Deep in the countryside high in the northeastern regions of Okayama Prefecture, Japan, lies the home of Miyamoto Musashi’s ancestors and the reputed birthplace of the world’s renowned Sword-Saint.
Miyamoto Musashi no Sato 宮本武蔵の里 is encircled by majestic mountains and lush crop fields that on this autumn day are scattered with ripened persimmon trees burdened with fruit.
Miyamoto Musashi train station みやもとむさし駅 from which you can reach Musashi’s childhood playgrounds on foot is a one-track station at which a one-carriage train runs through and stops by every hour during daytime.
I am the only one of two passengers riding the train today and the only one getting off at Miyamoto Musashi train station this autumn afternoon.
The quietness of the land is captivating and the stillness of the village soothing.
At the foot of the station building is a statue of Miyamoto Musasahi as a little boy raising a stick with his right hand to mirror the sword that he would later come to wield and exert profound influence on the philosophy and practice of this art.
Silent steps, one foot in front of the other walking on sacred land where Musashi and his ancestors once lived.
Inside the grounds of the Miyamoto Musashi village museum.
Statue of Musashi wielding two swords in the garden grounds sheltered by the evergreen pines.
The garden of the village museum is beautiful in the radiance of the autumn sun, but to view the original paintings, artworks and sword guards created by Miyamoto Musashi, you must go to Shimada Art Museum and the Kumamoto Prefectural Art Museum, located in Kumamoto city in the prefecture of Kumamoto.
Miniature models depicting Musashi’s life displayed in the museum.
Straw sandals and cloth footwear of ancient Japan, during Musashi’s time.
After crossing the bridge that arches over the river, you will see the monument marking the place of Miyamoto Musashi’s birth.
Deeper into Miyamoto Musashi no Sato 宮本武蔵の里, higher in the hills encircled by forests of silent pines and winding roads lies the shrine dedicated to Musashi, Musashi Jinja 武蔵神社.
Guardians of Musashi Shrine.
Musashi Jinja is positioned on a hill fortified by groves of strong, lush bamboo.
Dokkodo, Musashi’s twenty-one precepts for living, is carved in stone and sits by the side of the shrine, weathered by the rays of the sun and tempered by the light of the moon.
The original copy of the Dokkodo in Musashi’s hand calligraphy is preserved at the Kumamoto Prefectural Art Museum as part of the Hosokawa Collection.
Nearby on the shrine grounds lie the tombstones of Musashi’s father and mother.
Although there are several tombstones dedicated to Miyamoto Musashi at a number of locations throughout Japan, the actual remains of Musashi lie entombed in full armour at Musashizuka-koen in Kumamoto, as Musashi had requested upon his death.
Musashi is renowned as a warrior and founder of the school of traditional Japanese swordsmanship Hyoho Niten Ichi-ryū 二天一流.
At the same time, Musashi is also recognised as a profound philosopher, a master of ink painting and an expert calligrapher who accomplished artistic works in the media of wood and iron.

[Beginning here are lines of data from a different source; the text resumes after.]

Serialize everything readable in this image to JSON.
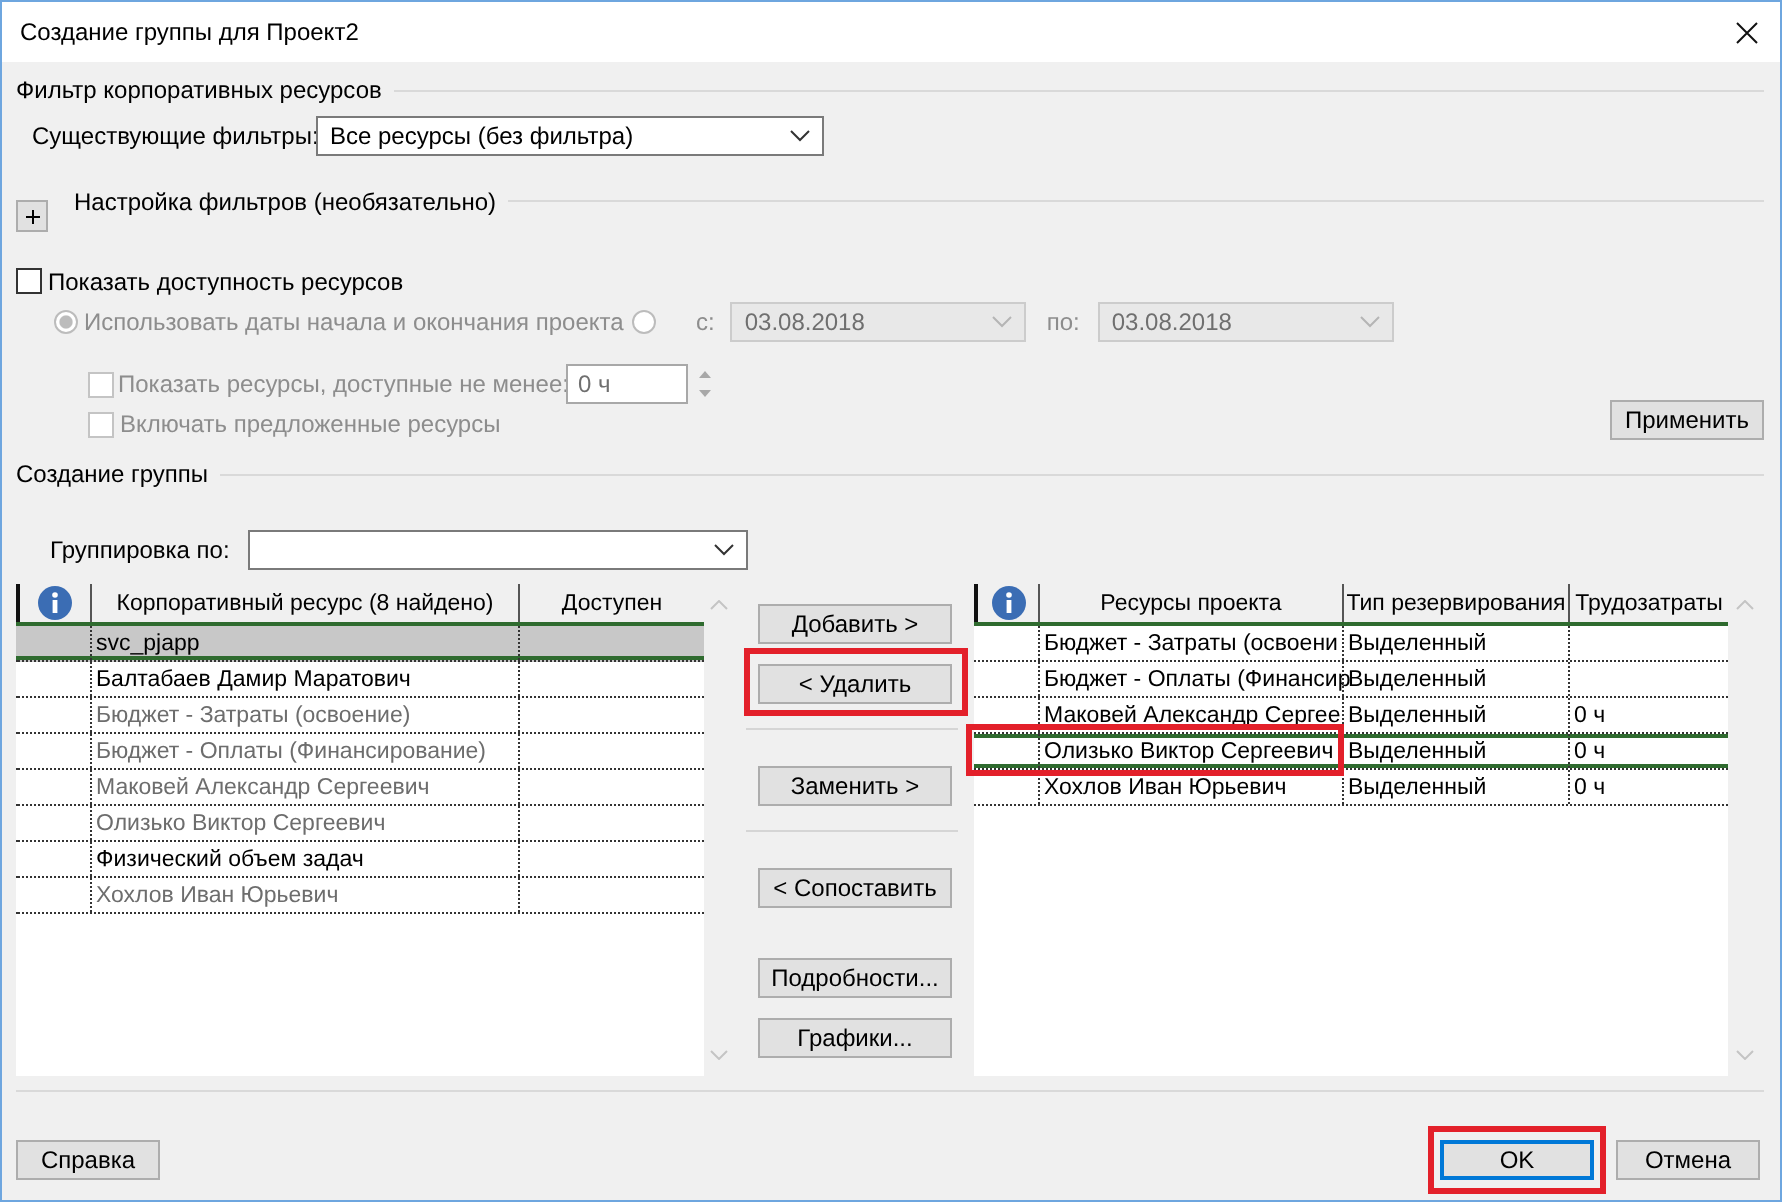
{
  "window": {
    "title": "Создание группы для Проект2"
  },
  "filter_section": {
    "title": "Фильтр корпоративных ресурсов",
    "existing_filters": {
      "label": "Существующие фильтры:",
      "value": "Все ресурсы (без фильтра)"
    },
    "custom_filters": {
      "title": "Настройка фильтров (необязательно)",
      "expanded": false
    }
  },
  "availability": {
    "show": {
      "label": "Показать доступность ресурсов",
      "checked": false
    },
    "disabled": true,
    "range_options": [
      {
        "label": "Использовать даты начала и окончания проекта",
        "selected": true
      },
      {
        "selected": false,
        "from": {
          "label": "с:",
          "value": "03.08.2018"
        },
        "to": {
          "label": "по:",
          "value": "03.08.2018"
        }
      }
    ],
    "min_available": {
      "label": "Показать ресурсы, доступные не менее:",
      "checked": false,
      "value": "0 ч"
    },
    "include_proposed": {
      "label": "Включать предложенные ресурсы",
      "checked": false
    },
    "apply_button": "Применить"
  },
  "group_section": {
    "title": "Создание группы",
    "group_by": {
      "label": "Группировка по:"
    }
  },
  "enterprise_table": {
    "columns": [
      {
        "kind": "info"
      },
      {
        "kind": "text",
        "label": "Корпоративный ресурс (8 найдено)"
      },
      {
        "kind": "text",
        "label": "Доступен"
      }
    ],
    "rows": [
      {
        "name": "svc_pjapp",
        "in_project": false,
        "selected": true
      },
      {
        "name": "Балтабаев Дамир Маратович",
        "in_project": false,
        "selected": false
      },
      {
        "name": "Бюджет - Затраты (освоение)",
        "in_project": true,
        "selected": false
      },
      {
        "name": "Бюджет - Оплаты (Финансирование)",
        "in_project": true,
        "selected": false
      },
      {
        "name": "Маковей Александр Сергеевич",
        "in_project": true,
        "selected": false
      },
      {
        "name": "Олизько Виктор Сергеевич",
        "in_project": true,
        "selected": false
      },
      {
        "name": "Физический объем задач",
        "in_project": false,
        "selected": false
      },
      {
        "name": "Хохлов Иван Юрьевич",
        "in_project": true,
        "selected": false
      }
    ]
  },
  "middle_button_groups": [
    {
      "buttons": [
        {
          "label": "Добавить >",
          "highlighted": false
        },
        {
          "label": "< Удалить",
          "highlighted": true
        }
      ],
      "separator": true
    },
    {
      "buttons": [
        {
          "label": "Заменить >",
          "highlighted": false
        }
      ],
      "separator": true
    },
    {
      "buttons": [
        {
          "label": "< Сопоставить",
          "highlighted": false
        }
      ],
      "separator": false
    },
    {
      "buttons": [
        {
          "label": "Подробности...",
          "highlighted": false
        },
        {
          "label": "Графики...",
          "highlighted": false
        }
      ]
    }
  ],
  "project_table": {
    "columns": [
      {
        "kind": "info"
      },
      {
        "kind": "text",
        "label": "Ресурсы проекта"
      },
      {
        "kind": "text",
        "label": "Тип резервирования"
      },
      {
        "kind": "text",
        "label": "Трудозатраты"
      }
    ],
    "rows": [
      {
        "name": "Бюджет - Затраты (освоени",
        "booking": "Выделенный",
        "selected": false,
        "highlighted": false
      },
      {
        "name": "Бюджет - Оплаты (Финансир",
        "booking": "Выделенный",
        "selected": false,
        "highlighted": false
      },
      {
        "name": "Маковей Александр Сергее",
        "booking": "Выделенный",
        "work": "0 ч",
        "selected": false,
        "highlighted": false
      },
      {
        "name": "Олизько Виктор Сергеевич",
        "booking": "Выделенный",
        "work": "0 ч",
        "selected": true,
        "highlighted": true
      },
      {
        "name": "Хохлов Иван Юрьевич",
        "booking": "Выделенный",
        "work": "0 ч",
        "selected": false,
        "highlighted": false
      }
    ]
  },
  "footer": {
    "help": {
      "label": "Справка"
    },
    "ok": {
      "label": "OK",
      "default": true,
      "highlighted": true
    },
    "cancel": {
      "label": "Отмена"
    }
  }
}
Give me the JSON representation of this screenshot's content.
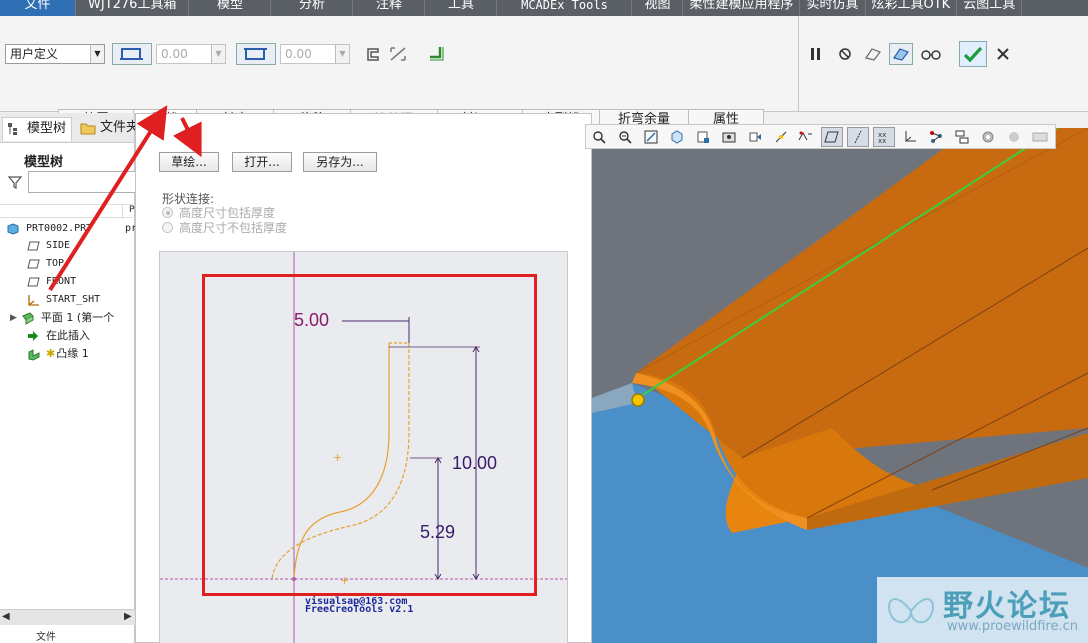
{
  "menubar": [
    "文件",
    "WJT276工具箱",
    "模型",
    "分析",
    "注释",
    "工具",
    "MCADEx Tools",
    "视图",
    "柔性建模应用程序",
    "实时仿真",
    "炫彩工具OTK",
    "云图工具"
  ],
  "ribbon": {
    "profile_select": "用户定义",
    "thickness_1": "0.00",
    "thickness_2": "0.00",
    "tabs": [
      "放置",
      "形状",
      "长度",
      "偏移",
      "边处理",
      "斜切口",
      "止裂槽",
      "折弯余量",
      "属性"
    ],
    "active_tab": "形状",
    "disabled_tab": "边处理"
  },
  "left_panel": {
    "tab_model_tree": "模型树",
    "tab_folder": "文件夹",
    "title": "模型树",
    "column_header": "P",
    "items": [
      {
        "label": "PRT0002.PRT",
        "extra": "pr"
      },
      {
        "label": "SIDE"
      },
      {
        "label": "TOP"
      },
      {
        "label": "FRONT"
      },
      {
        "label": "START_SHT"
      },
      {
        "label": "平面 1 (第一个"
      },
      {
        "label": "在此插入"
      },
      {
        "label": "凸缘 1"
      }
    ],
    "bottom_label": "文件"
  },
  "shape_panel": {
    "btn_sketch": "草绘...",
    "btn_open": "打开...",
    "btn_saveas": "另存为...",
    "connect_label": "形状连接:",
    "radio_include": "高度尺寸包括厚度",
    "radio_exclude": "高度尺寸不包括厚度",
    "dim_top": "5.00",
    "dim_height": "10.00",
    "dim_mid": "5.29",
    "sketch_note_1": "visualsap@163.com",
    "sketch_note_2": "FreeCreoTools v2.1"
  },
  "watermark": {
    "cn": "野火论坛",
    "en": "www.proewildfire.cn"
  },
  "colors": {
    "accent_orange": "#e8850f",
    "red_arrow": "#e02020",
    "dim_purple": "#6a1b7a",
    "viewport_blue": "#4a8fc8",
    "viewport_gray": "#6f747c"
  }
}
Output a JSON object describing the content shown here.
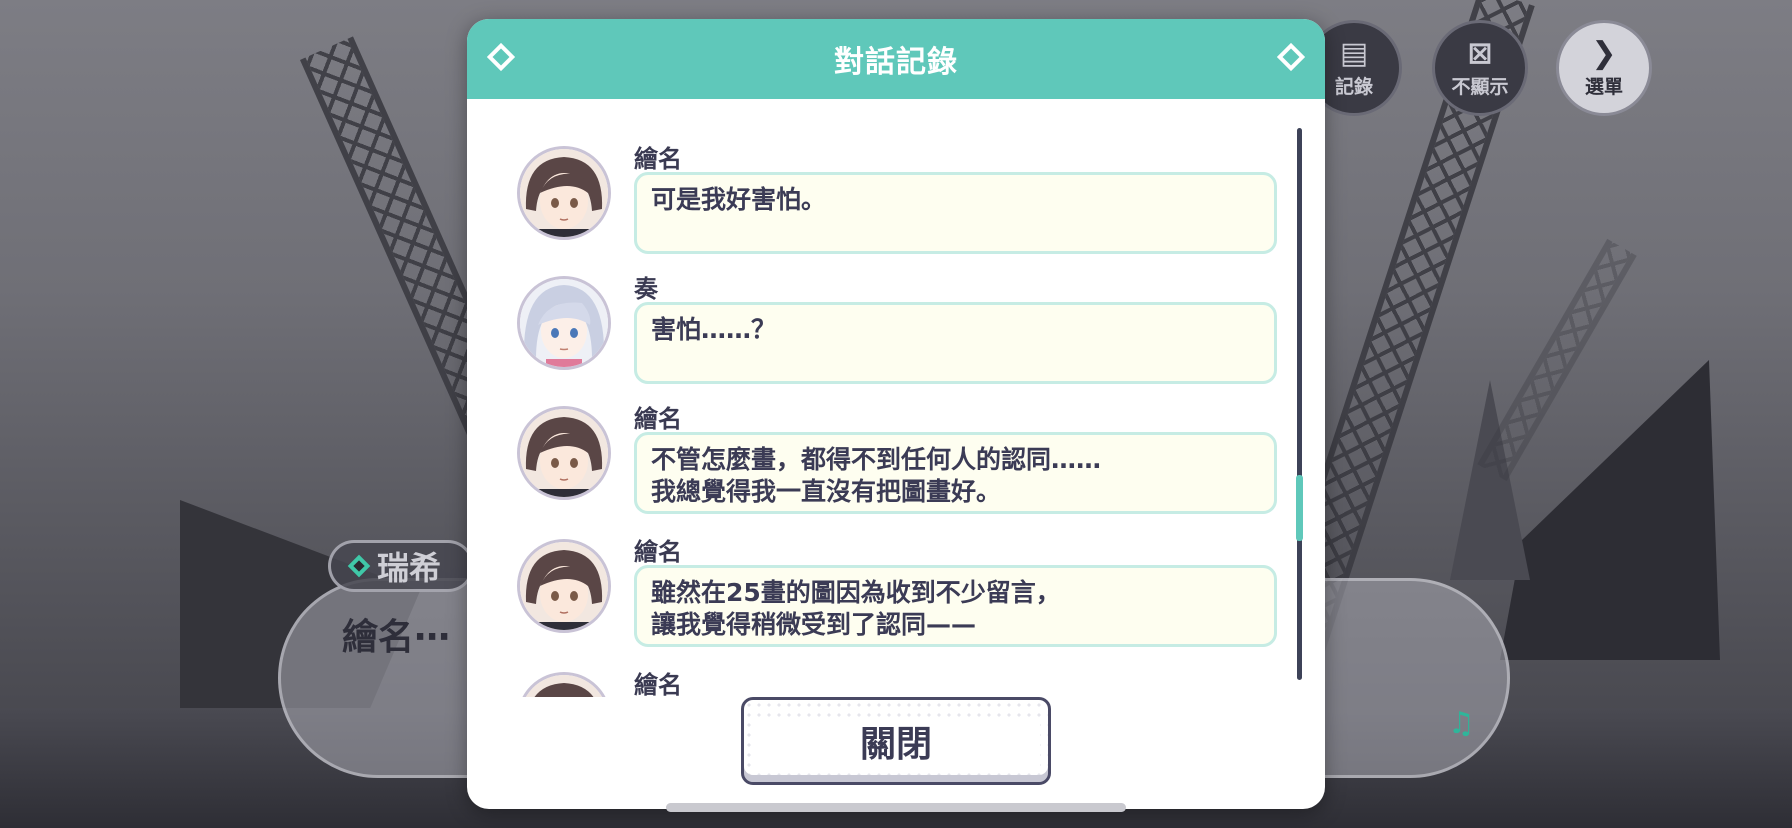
{
  "modal": {
    "title": "對話記錄",
    "close_label": "關閉",
    "entries": [
      {
        "speaker": "繪名",
        "avatar": "ena-icon",
        "text": "可是我好害怕。"
      },
      {
        "speaker": "奏",
        "avatar": "kanade-icon",
        "text": "害怕……？"
      },
      {
        "speaker": "繪名",
        "avatar": "ena-icon",
        "text": "不管怎麼畫，都得不到任何人的認同……\n我總覺得我一直沒有把圖畫好。"
      },
      {
        "speaker": "繪名",
        "avatar": "ena-icon",
        "text": "雖然在25畫的圖因為收到不少留言，\n讓我覺得稍微受到了認同——"
      },
      {
        "speaker": "繪名",
        "avatar": "ena-icon",
        "text": ""
      }
    ]
  },
  "game_buttons": {
    "log_label": "記錄",
    "hide_label": "不顯示",
    "menu_label": "選單"
  },
  "dialogue": {
    "speaker": "瑞希",
    "text": "繪名⋯"
  },
  "colors": {
    "accent": "#5fc8ba",
    "bubble_bg": "#fefef0",
    "bubble_border": "#c6ece4",
    "text": "#3b3b55"
  }
}
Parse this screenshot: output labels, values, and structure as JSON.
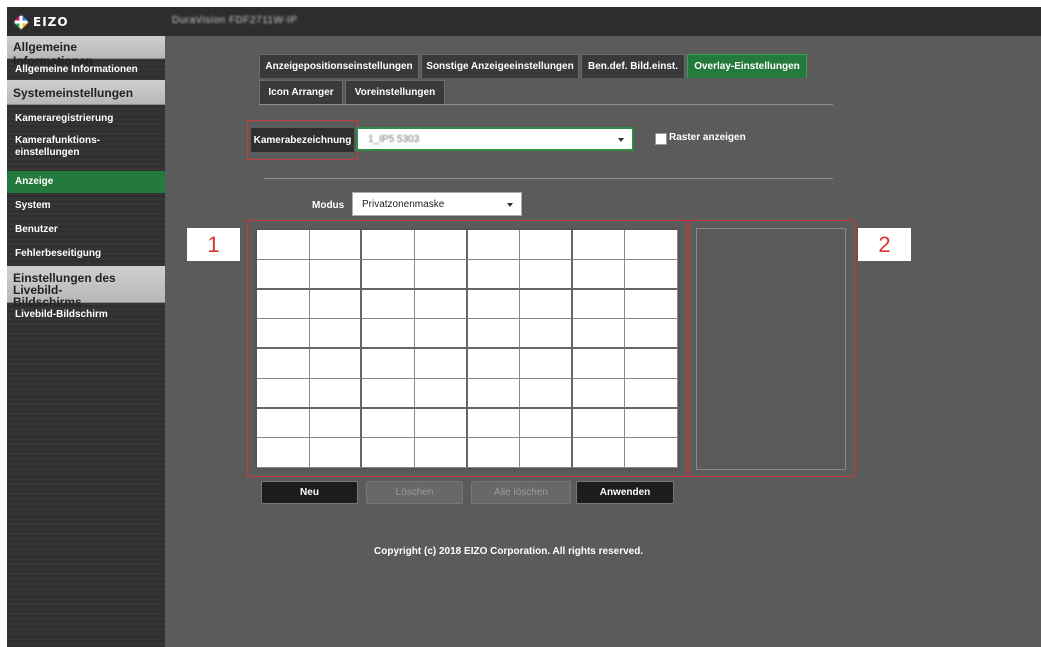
{
  "header": {
    "brand": "EIZO",
    "device_name": "DuraVision FDF2711W-IP"
  },
  "sidebar": {
    "sections": [
      {
        "title": "Allgemeine Informationen",
        "items": [
          "Allgemeine Informationen"
        ]
      },
      {
        "title": "Systemeinstellungen",
        "items": [
          "Kameraregistrierung",
          "Kamerafunktions-\neinstellungen",
          "Anzeige",
          "System",
          "Benutzer",
          "Fehlerbeseitigung"
        ]
      },
      {
        "title": "Einstellungen des Livebild-\nBildschirms",
        "items": [
          "Livebild-Bildschirm"
        ]
      }
    ],
    "active_item": "Anzeige"
  },
  "tabs": {
    "row1": [
      "Anzeigepositionseinstellungen",
      "Sonstige Anzeigeeinstellungen",
      "Ben.def. Bild.einst.",
      "Overlay-Einstellungen"
    ],
    "row2": [
      "Icon Arranger",
      "Voreinstellungen"
    ],
    "active": "Overlay-Einstellungen"
  },
  "camera": {
    "label": "Kamerabezeichnung",
    "selected": "1_IP5 5303",
    "grid_checkbox_label": "Raster anzeigen",
    "grid_checked": false
  },
  "mode": {
    "label": "Modus",
    "selected": "Privatzonenmaske"
  },
  "annotations": {
    "grid_number": "1",
    "preview_number": "2"
  },
  "buttons": {
    "new": "Neu",
    "delete": "Löschen",
    "delete_all": "Alle löschen",
    "apply": "Anwenden"
  },
  "footer": {
    "copyright": "Copyright (c) 2018 EIZO Corporation. All rights reserved."
  },
  "colors": {
    "accent_green": "#247a3c",
    "annotation_red": "#c83a3a"
  }
}
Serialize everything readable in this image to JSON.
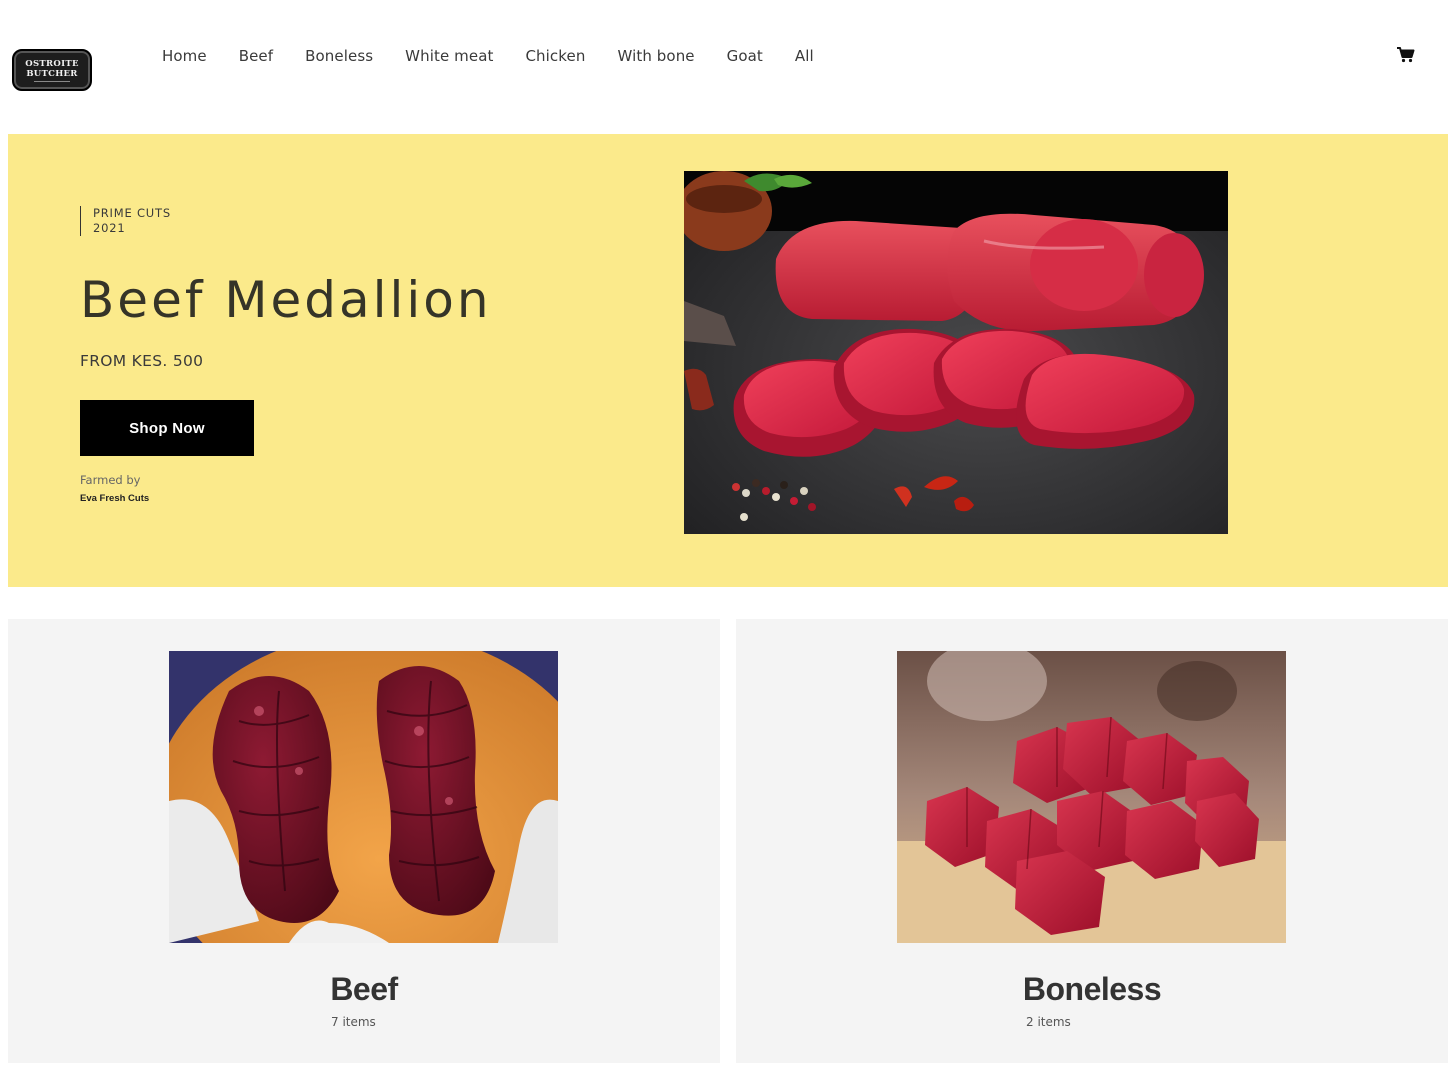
{
  "brand": {
    "logo_line1": "OSTROITE",
    "logo_line2": "BUTCHER"
  },
  "nav": {
    "items": [
      "Home",
      "Beef",
      "Boneless",
      "White meat",
      "Chicken",
      "With bone",
      "Goat",
      "All"
    ]
  },
  "icons": {
    "cart": "shopping-cart-icon"
  },
  "hero": {
    "tag_line1": "PRIME CUTS",
    "tag_line2": "2021",
    "title": "Beef Medallion",
    "price": "FROM KES. 500",
    "cta_label": "Shop Now",
    "farmed_label": "Farmed by",
    "farmed_name": "Eva Fresh Cuts",
    "background": "#fbea8b"
  },
  "categories": [
    {
      "title": "Beef",
      "count": "7 items"
    },
    {
      "title": "Boneless",
      "count": "2 items"
    }
  ]
}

Many of his original artistic works are still currently being preserved in Japan.
Musashi designed and forged sword guards that have become emblematic of his artistic abilities and craftsmanship.
These symbols appear on lamps and lamp posts, on the village bridge, in print, on windows, amongst other places throughout the village.
The roof of the dojo is shaped like the sword guard with the building circular in structure to reflect the curvature of Musashi’s designs.
Miniature model of the dojo in wood.
Miyamoto Musashi’s fame continues to grow in popular culture today.
The train which had pulled in to Miyamoto Musashi no Sato depicts Musashi in manga form on its carriage.
The sun has a cast a long shadow upon the land, as has Miyamoto Musashi’s influence upon history and human thought.